The name All Brain might be enough for many of us who feel, on any given Monday, as if we're functioning with No Brain. But Vena has a specific connotation in mind. He recalls a phrase from the late Warren Bennis, a key figure in the leadership studies movement, who just died on 31st July at age 89.

According to Bennis, Vena says,  "Leaders are those who do the right things; managers are those who do the things right."

Leadership, Vena stresses -- as does the copy on his new site -- matters more than management: "We want to help the stakeholders of the publishing industry," Vena says -- "to do both: the right things right.

"All Brain means translating a vision into reality. It’s a matter of brainpower, not manpower...We intend to pioneer this road and prove that we can turn latent demand into something very exciting. We also want to pick industry-changing challenges that can also become a landmark or new reference for the entire industry."

Well, if someone were looking for an industry-changing challenge, surely publisher-retailer negotiations might hold some interest these days. And, in fact, in the Summer of Hachette-Amazon, ranking publishing figures might be forgiven for daydreaming, themselves, of following Vena out the door.

Is this the beginning of an exodus?

Indeed, are we likely, I ask him, to see more defections like his from publishing to civilian life? In answer, this chief future officer actually needs more time: "It’s hard to foresee it," he says. "I could expect a few individual executives trying it but I would be very surprised to see many in the short term."

One distinction, Vena points out, between himself and many of his executive colleagues in publishing is that they, unlike him, have spent all or most of their careers inside the business. And some, to put it a bit more direly than he does, may not make it out, even if they wanted to:

"Most of today’s high-level managers in the publishing industry," he says, "grew up professionally in yesterday’s industry. It is not clear if the outstanding skills and competences they had to have to climb the professional ladder are helpful and sufficient enough to stay on top in tomorrow’s industry -- or even to dare an innovative entrepreneurial setting.

"There always are exceptions, of course. Ultimately, this is tied to the single individual and her or his ability and willingness to bear the risks at a given point in his or her career.

"Maybe those publishing executives that come from other industries might be more open to evaluate entrepreneurial settings. [But]  serial intra-entrepreneurs and successful industry hoppers have been very rare so far."

To the four winds

We'll see Vena and All Brain at Frankfurt Book Fair in October, he tells me, in presentations of his new company's division of its offerings into four parts: enterprise, "agency-producer," private equity/venture capital, and start-up.

The prospect of a return to BuchMesse prompts a look back: "In 2010" when he joined RCS Mediagroup, "the book-publishing industry in Italy was ground zero from an innovation standpoint," he says. "But it was ready for change. I built from scratch the entire digital business that operated as a standalone central organisation for the [combined] book catalog of publishing houses, from production to sales and marketing, including finance, accounting, authors' rights, taxes, commercial partnerships, IT systems, quality assurance."

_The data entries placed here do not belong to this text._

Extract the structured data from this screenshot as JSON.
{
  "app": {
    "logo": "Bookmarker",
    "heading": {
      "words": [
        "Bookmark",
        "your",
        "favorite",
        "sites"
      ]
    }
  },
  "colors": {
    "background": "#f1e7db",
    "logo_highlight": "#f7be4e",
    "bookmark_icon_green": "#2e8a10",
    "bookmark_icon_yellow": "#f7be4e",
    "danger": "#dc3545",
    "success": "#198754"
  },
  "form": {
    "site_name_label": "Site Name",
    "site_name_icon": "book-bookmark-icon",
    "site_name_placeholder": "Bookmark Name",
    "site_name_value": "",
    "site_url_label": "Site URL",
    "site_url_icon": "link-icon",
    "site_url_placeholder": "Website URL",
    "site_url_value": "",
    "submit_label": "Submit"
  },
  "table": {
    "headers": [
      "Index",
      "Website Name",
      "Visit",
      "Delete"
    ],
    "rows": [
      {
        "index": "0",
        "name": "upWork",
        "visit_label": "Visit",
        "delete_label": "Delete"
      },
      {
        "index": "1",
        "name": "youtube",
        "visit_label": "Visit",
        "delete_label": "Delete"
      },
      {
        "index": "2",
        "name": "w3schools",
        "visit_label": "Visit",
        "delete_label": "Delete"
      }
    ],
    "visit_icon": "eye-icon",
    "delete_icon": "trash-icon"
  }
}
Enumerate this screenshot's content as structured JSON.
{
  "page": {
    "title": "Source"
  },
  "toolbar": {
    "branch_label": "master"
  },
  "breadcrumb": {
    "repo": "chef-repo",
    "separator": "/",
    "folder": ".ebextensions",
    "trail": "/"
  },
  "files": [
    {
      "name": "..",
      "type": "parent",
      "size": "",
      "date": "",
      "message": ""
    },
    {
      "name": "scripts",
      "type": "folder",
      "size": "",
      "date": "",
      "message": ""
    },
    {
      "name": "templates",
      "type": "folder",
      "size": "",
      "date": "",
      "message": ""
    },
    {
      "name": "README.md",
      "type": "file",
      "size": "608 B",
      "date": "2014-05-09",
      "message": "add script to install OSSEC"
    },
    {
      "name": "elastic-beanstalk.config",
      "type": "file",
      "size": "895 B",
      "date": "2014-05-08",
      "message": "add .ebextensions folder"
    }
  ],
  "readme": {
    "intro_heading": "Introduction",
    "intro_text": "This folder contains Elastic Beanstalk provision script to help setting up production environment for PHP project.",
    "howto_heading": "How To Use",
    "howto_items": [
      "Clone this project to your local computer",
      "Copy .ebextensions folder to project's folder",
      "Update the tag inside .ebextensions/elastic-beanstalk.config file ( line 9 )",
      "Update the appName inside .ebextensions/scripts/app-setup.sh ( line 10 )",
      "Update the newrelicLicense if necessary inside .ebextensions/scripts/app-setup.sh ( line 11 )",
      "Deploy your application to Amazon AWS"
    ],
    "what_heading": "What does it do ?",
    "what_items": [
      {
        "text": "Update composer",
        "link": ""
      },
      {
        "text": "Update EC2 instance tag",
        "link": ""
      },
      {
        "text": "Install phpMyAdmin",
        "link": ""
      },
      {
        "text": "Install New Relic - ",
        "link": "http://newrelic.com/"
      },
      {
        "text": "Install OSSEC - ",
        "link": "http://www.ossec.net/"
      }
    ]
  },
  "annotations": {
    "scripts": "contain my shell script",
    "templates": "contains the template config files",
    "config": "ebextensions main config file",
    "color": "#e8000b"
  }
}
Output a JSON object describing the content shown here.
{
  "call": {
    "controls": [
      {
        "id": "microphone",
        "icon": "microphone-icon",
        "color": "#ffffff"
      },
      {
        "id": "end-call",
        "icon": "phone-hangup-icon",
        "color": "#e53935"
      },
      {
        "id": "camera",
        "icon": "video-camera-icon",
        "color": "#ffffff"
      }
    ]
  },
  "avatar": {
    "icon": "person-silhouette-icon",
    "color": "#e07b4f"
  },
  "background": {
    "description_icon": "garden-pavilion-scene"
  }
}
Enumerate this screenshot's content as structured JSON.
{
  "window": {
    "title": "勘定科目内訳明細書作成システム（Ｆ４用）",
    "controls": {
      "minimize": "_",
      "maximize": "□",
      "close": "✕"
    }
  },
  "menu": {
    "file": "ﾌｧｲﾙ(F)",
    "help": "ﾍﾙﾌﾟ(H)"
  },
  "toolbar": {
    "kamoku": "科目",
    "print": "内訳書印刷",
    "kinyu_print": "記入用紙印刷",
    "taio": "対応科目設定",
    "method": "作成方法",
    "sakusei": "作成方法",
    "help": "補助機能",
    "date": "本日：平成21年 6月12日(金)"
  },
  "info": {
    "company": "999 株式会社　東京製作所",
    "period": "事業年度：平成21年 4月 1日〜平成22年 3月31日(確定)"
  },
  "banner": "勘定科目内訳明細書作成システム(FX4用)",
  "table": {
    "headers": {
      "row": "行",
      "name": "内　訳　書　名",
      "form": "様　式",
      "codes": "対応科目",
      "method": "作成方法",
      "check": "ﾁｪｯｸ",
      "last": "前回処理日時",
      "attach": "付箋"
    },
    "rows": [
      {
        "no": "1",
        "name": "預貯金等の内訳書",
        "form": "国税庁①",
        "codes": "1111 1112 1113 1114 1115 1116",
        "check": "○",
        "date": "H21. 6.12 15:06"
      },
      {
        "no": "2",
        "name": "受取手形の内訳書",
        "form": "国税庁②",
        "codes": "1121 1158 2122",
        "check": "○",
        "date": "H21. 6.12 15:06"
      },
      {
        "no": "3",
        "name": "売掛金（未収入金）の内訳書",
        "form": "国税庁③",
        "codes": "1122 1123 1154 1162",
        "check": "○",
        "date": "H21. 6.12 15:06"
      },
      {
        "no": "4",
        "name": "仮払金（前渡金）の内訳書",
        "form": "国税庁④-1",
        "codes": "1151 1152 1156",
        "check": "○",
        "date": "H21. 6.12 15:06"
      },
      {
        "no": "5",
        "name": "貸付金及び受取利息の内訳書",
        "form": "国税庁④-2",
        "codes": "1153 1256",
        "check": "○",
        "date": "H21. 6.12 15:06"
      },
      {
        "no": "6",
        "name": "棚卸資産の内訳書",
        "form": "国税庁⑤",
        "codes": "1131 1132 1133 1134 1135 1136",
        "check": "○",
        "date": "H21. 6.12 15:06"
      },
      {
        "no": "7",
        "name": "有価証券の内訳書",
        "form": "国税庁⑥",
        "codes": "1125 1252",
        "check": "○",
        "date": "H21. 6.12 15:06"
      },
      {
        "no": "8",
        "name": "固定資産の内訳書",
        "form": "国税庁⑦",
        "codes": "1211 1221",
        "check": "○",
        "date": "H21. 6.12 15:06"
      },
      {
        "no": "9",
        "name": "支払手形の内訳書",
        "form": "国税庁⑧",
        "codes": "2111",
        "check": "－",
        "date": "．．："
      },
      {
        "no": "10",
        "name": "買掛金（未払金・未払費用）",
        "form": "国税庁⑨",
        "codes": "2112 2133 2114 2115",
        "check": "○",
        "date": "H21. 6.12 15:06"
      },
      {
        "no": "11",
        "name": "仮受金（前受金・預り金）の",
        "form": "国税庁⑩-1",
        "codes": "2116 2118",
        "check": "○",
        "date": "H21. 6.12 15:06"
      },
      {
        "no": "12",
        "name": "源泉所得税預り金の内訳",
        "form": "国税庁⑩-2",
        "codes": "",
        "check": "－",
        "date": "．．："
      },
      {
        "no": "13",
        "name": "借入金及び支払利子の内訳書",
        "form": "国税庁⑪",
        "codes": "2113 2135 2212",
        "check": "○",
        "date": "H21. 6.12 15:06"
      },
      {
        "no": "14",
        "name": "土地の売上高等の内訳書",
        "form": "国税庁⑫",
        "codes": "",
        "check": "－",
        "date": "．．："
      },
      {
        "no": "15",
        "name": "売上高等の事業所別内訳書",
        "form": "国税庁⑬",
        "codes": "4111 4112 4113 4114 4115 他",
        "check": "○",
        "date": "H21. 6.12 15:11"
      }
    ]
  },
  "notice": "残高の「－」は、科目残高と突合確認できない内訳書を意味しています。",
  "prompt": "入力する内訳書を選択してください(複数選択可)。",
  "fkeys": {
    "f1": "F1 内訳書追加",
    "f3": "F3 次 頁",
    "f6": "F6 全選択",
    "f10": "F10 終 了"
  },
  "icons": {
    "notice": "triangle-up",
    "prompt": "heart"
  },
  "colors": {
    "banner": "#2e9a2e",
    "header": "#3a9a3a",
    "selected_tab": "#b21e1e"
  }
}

The task helped confirm, he says, that "building healthy shareholder value by best serving authors and readers" was the only logical path in a hub of operation for publishers including Rizzoli, Bompiani, and Fabbri Editori.

And today,  I ask him, where will All Brain be seated? Will he be based in Milan? Or somewhere else?

"Planet Earth," he tells me. "Wherever the client is, there we are. Hands-on. Forging the future is a global play. We are in a knowledge society. And knowledge is without frontiers."


 

Main image: from the AllBrain.org site